Each of the three largest US exchanges, NASDAQ, NYSE and CME Group has recently announced its cloud strategy, but exchanges and financial markets as a group have been slow to get on the cloud bandwagon. Too slow given the potential benefits to their customers and their own needs to increase revenue, market transparency and competitive advantage. That according to a recent white paper released by The Melbourne Group entitled The Winds of Change in Market Data : Winning Cloud Strategies for Exchanges and Trading Venues.
The new NYSE Technologies’ Capital Markets Community Platform is a significant and bold IaaS play that aspires to become the Amazon Web Services for financial markets by leveraging the tight community and unique technology needs within financial services that so often prevent generic offerings like AWS and Azure from competing on Wall Street. NASDAQ and CME Group on the other hand have placed their initial cloud strategy bets one level up on the cloud stack with data-as-a-service offerings, NASDAQ Data-On-Demand and CME DataCloud respectively.
Now that the big three have all made claims to the cloud, it seems like only a matter of time before each of the remaining hundreds of stock exchanges and trading venues around the world follows suit with its own cloud strategy.
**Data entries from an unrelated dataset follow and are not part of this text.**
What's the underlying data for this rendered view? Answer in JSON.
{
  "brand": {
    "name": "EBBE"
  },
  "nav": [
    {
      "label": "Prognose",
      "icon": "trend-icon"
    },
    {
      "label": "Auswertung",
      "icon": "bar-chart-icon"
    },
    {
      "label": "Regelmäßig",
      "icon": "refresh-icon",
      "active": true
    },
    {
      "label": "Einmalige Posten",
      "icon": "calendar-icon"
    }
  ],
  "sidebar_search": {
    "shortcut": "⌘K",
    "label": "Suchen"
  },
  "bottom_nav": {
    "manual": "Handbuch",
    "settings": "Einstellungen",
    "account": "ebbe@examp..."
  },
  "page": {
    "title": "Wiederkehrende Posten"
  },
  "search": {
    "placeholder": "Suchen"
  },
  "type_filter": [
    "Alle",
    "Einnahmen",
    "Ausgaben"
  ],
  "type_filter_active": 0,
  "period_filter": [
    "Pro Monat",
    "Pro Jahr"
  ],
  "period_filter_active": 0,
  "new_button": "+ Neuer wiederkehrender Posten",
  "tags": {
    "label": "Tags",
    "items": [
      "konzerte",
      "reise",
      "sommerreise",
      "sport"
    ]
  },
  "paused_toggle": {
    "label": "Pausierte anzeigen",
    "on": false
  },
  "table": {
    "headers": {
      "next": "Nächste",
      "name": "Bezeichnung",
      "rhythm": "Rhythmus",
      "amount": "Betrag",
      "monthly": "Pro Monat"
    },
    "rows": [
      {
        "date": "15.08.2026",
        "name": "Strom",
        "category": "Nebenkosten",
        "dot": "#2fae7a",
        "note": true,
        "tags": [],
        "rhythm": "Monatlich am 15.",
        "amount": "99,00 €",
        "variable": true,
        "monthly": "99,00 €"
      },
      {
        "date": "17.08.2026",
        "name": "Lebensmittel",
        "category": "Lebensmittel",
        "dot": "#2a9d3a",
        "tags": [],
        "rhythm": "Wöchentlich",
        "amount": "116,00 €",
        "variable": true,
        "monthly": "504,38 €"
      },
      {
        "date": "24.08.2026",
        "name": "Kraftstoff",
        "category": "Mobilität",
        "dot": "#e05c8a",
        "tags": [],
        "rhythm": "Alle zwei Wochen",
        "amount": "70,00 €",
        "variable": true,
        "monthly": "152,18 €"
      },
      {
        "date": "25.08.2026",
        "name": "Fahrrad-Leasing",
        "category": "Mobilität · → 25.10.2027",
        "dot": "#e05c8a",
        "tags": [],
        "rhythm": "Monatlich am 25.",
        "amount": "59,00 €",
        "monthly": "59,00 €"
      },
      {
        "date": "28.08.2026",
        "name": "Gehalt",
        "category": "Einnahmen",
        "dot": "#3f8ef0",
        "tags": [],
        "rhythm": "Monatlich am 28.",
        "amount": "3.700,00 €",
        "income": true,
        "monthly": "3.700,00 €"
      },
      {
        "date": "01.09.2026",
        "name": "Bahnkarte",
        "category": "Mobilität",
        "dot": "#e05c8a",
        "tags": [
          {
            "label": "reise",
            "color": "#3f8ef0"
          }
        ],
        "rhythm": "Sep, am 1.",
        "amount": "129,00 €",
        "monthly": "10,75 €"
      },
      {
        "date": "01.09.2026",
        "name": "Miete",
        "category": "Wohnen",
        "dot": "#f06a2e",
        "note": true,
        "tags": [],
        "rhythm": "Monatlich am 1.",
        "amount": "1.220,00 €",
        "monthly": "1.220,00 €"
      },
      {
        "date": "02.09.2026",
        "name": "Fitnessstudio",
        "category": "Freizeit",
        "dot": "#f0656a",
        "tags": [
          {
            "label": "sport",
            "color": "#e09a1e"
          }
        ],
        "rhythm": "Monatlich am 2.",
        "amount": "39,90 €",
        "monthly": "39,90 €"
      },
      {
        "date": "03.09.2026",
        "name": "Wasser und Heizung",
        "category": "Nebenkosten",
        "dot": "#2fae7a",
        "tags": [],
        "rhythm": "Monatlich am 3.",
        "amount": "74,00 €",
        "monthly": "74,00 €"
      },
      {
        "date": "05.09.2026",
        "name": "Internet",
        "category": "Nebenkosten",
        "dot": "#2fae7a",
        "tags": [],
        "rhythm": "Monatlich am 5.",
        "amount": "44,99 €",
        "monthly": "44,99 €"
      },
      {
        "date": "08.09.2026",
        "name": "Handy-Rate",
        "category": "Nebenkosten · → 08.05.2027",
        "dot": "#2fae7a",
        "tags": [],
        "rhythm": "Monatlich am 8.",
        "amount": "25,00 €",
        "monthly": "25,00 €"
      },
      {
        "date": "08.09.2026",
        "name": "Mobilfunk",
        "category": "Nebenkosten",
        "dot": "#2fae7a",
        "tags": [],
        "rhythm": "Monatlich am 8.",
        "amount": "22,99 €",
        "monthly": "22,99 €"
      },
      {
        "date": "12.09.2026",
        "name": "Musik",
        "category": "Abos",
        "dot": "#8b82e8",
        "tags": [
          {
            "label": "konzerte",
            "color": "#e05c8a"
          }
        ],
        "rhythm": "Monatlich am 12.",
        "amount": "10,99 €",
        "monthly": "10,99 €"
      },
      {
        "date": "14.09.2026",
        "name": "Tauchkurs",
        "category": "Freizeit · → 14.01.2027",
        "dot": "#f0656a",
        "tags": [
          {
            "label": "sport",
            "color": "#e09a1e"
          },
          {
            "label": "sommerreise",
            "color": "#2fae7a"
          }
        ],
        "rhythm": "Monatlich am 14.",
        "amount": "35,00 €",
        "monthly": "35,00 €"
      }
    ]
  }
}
Right? The answer is not so clear, because every exchange is a little different. Different markets. Different regulations. Different customer needs. Very few have the capital and scale to tackle the IaaS market. In fact, it remains to be seen if NYSE can achieve anything near the automation, elasticity and scale of AWS within the limited scope of financial services. According to the Melbourne Group, the safer cloud strategy for most exchanges and trading venues is probably closer to the CME and NASDAQ approaches that use the cloud to reach new customers and monetize underutilized market data assets.
The business case centers around four trends that are creating significant market data technology challenges for financial market participants.
- Market data costs are skyrocketing due to the expansion of electronic trading
- New trading venues and technologies are driving mergers and consolidations
- Transparency requirements driven by regulator responses to the financial crisis
- Mobile technology enables new usage patterns for market data
Altogether, these trends add up to the the exchange version of the “too much data, too many apps crush” that is being felt throughout the financial services sector. In response, The Melbourne Group offers up the following cloud strategy for exchanges and trading venues.
There appears to be decent upside to adopting any one of these recommendations, while the downside seems minimal. Unlike IaaS, market data doesn’t come with the high security obstacles that are pervasive in the financial services sector. The primary challenge is cost-effective distribution of exponentially increasing amounts of market data and a good cloud strategy should open up many opportunities for exchanges and trading venues in both cost reduction of internal data management and revenue enhancement from expanded data delivery.